“It’s a great activity for so many reasons,” Dr. Levine said. “Obviously it’s time with my grandchildren — that’s precious. But it’s also an opportunity to teach them how to build something and learn physics through the science of aeronautics. They begin to appreciate the excitement of science through understanding exactly how a plane can fly. The science of electronics, how a transmitter and receiver allow radio control of a remote device. The mechanical aspect of things. They’re not even aware of all the science and technology that they’re learning by playing with these airplanes.”

And then, there are life lessons.

“Not every flight is a successful flight,” Dr. Levine said, “We spend a lot of time coaxing wayward planes out of trees, so they also learn about recovering from disappointment.”

Their radio-controlled planes aren’t large. They measure about 18 inches long, with a wingspan of 24 inches. Made of a high-density Styrofoam, they’re exceedingly light, unlike the ones he flew with his father. With little electric motors, the operator can turn the engine on with the remote-control device, toss the plane in the air, and make it fly within a range of control of about 300 meters.

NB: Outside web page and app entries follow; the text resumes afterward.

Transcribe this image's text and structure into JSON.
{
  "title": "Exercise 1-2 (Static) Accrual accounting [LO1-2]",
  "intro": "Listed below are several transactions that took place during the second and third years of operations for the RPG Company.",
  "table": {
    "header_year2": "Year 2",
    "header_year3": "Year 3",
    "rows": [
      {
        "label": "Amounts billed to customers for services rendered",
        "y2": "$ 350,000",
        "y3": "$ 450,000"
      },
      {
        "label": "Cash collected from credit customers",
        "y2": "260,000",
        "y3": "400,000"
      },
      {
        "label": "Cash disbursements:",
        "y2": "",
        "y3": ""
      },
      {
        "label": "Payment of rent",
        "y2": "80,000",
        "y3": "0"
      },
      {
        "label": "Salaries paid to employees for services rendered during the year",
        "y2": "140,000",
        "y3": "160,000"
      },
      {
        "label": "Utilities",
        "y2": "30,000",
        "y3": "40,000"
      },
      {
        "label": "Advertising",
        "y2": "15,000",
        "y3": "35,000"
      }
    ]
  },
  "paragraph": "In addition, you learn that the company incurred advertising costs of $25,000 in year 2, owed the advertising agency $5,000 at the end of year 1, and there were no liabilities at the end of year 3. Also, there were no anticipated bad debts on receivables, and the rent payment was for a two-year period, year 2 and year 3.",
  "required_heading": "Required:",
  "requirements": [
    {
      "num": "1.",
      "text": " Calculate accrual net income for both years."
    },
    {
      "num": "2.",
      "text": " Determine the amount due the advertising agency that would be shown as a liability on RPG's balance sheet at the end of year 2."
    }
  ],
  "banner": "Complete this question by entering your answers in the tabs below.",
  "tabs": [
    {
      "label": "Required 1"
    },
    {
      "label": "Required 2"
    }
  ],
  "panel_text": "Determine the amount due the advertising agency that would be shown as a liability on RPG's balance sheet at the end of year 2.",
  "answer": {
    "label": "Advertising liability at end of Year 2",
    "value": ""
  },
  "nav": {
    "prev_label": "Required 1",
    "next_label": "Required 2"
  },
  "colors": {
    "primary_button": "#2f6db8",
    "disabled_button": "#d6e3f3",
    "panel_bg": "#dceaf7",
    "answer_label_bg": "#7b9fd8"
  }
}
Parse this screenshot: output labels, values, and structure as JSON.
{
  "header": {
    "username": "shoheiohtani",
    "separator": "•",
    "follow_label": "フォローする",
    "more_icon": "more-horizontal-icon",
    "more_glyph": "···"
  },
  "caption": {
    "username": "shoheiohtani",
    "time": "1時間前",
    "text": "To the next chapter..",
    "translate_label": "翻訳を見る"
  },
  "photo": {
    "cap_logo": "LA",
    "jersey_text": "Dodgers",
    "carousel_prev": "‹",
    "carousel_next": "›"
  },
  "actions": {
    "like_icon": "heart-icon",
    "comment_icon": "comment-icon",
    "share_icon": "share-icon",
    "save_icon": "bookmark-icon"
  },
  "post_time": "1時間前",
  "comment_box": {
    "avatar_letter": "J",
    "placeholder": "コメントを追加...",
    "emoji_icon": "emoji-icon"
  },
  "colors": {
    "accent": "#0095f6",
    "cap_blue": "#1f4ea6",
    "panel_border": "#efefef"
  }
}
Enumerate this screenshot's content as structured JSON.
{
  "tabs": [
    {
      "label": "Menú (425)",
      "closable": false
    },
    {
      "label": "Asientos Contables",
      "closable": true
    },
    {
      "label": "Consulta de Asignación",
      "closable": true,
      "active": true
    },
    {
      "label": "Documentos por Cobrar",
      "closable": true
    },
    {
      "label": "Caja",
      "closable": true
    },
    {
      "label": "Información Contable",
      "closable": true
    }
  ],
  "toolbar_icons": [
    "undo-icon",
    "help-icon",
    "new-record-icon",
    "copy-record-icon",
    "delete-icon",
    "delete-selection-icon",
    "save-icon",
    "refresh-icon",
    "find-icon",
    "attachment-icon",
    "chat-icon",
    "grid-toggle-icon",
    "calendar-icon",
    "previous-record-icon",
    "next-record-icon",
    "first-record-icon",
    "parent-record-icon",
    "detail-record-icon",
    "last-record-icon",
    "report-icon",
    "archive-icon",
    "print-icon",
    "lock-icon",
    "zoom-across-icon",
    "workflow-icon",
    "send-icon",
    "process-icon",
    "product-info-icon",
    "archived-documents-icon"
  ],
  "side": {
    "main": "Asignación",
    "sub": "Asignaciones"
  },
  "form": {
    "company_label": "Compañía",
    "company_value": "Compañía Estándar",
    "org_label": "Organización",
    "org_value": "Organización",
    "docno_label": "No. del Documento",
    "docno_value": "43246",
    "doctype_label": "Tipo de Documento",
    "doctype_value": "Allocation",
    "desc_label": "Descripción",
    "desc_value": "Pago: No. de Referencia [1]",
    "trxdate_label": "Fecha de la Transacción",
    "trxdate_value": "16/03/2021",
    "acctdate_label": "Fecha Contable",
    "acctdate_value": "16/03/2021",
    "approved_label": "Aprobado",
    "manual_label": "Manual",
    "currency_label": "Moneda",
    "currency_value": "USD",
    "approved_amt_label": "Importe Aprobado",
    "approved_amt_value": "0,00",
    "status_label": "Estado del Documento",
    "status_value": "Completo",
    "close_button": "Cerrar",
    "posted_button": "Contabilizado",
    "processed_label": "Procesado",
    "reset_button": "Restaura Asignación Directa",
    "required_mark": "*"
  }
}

While visiting his grandson in Washington, D.C., they went to a park with a fairly large open space to do some test flights, but even so, the plane flew right into a tree. Nearby was a group of picnickers who all happened to be scientists and researchers involved in improving aircraft and avionics for the U.S. Navy. “As they watched us flying the small plane, they were amazed by the whole experience,” Dr. Levine said.

When the plane became entwined in the tree branches, they volunteered to help get it down. At once, somebody jokingly observed, “How many aeronautical PhDs does it require to get a toy plane out of a tree?”

“It took about 10, but we retrieved the plane successfully,” Dr. Levine said. “And the day was a great success for everyone!”


A favorite pastime, Dr. Levine does three crossword puzzles a day.

Crossword Puzzles Offer Mental Challenge

Flying remote-controlled airplanes is only one of Dr. Levine’s great pastimes outside of his lab. As a lover of language and words, he turned his passions into puzzles. The tools of Dr. Levine’s cerebral hobby include a clipboard, mechanical pencil — filled with 2B lead and an extra-long, smudge-proof eraser, and a side-advance button for uninterrupted crossword sleuthing — and printed versions of three daily crosswords: The New York Times, The Wall Street Journal, and the Los Angeles Times. He spends about an hour on the puzzles, but as most crosswords become progressively more difficult as the week goes on, Dr. Levine admits it may take him longer on Fridays and Saturdays.

“Sometimes Friday’s puzzles give me a bit of a problem,” he said “And what I find is if I can’t finish it before dinner, I’m able to do so after dinner. I don’t know whether it’s because my blood glucose level is better after dinner (remember, I’m an endocrinologist!), or just an hour’s rest allows my brain to reset.”

Regarding the degree of difficulty, Dr. Levine believes the LA Times is more difficult than The New York Times because the LA Times has a greater reliance on books and movies, and The New York Times has a greater focus on news events.

“There’s a slight difference to the focus on the Coasts, and so their crossword puzzles reflect that,” he said.

One of the driving forces that keeps Dr. Levine interested in crossword puzzles is the mental challenge they present.

“Crosswords are a test not only to one’s classical knowledge, but also pop culture,” Dr. Levine said. “They challenge me to be more plugged-in to general society and inspire me to get outside of my comfort zone. You’ve got to be more of a citizen of the world — I enjoy that.”

And as for hobbies in general, it’s the respite from work that’s important to Dr. Levine.

“I think everybody needs a hobby,” he said. “You need to turn your attention away from your work at least a few hours a day to refresh that part of your brain you’ve been using for work. Distraction can be a powerful antidote to stress. Then when you come back to your job, you have new insights, new abilities. The neurons have been re-energized.”